Items from an interface collection
#####

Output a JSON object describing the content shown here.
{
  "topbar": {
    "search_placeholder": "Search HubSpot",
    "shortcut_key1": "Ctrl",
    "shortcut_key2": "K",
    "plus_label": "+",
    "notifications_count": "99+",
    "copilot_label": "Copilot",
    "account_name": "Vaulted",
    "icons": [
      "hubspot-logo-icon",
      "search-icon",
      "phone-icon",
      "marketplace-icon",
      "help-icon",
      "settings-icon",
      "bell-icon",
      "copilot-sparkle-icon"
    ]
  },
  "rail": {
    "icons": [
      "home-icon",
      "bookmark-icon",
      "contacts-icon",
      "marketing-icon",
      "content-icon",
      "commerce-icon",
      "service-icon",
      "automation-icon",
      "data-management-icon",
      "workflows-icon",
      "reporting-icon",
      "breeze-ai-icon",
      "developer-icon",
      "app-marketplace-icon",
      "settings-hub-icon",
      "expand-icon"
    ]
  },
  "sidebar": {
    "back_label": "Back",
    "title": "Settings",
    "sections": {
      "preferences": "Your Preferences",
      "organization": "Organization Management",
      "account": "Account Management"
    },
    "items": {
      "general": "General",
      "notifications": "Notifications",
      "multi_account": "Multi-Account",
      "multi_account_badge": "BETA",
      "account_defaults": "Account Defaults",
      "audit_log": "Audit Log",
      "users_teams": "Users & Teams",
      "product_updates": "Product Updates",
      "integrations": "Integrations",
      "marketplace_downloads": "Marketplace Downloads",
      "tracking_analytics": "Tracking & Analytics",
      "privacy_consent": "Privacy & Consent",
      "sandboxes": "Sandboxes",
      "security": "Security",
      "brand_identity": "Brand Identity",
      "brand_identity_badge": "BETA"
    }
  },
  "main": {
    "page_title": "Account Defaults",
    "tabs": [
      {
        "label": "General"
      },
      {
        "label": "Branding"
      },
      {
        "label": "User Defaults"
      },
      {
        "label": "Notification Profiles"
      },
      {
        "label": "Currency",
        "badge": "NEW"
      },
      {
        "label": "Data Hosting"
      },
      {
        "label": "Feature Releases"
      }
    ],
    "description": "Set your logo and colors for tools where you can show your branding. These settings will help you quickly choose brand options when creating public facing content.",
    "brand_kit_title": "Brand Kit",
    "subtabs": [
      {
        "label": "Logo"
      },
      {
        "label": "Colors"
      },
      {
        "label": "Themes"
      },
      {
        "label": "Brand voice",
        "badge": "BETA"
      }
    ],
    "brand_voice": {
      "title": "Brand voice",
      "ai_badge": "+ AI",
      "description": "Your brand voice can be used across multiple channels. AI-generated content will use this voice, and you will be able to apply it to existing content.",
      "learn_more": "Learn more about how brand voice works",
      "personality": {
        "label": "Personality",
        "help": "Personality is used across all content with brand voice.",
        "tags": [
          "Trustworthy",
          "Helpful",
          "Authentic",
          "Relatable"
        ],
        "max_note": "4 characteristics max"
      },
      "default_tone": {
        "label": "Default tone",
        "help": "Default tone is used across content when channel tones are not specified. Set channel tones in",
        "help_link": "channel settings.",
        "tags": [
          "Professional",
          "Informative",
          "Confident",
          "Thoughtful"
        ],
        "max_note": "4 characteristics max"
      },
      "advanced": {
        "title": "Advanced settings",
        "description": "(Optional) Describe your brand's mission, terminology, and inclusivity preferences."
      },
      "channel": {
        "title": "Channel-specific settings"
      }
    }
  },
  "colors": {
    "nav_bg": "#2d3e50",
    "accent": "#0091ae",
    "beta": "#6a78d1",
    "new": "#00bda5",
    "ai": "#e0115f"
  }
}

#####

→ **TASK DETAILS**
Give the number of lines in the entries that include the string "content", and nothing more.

→ **YOUR SOLUTION**
6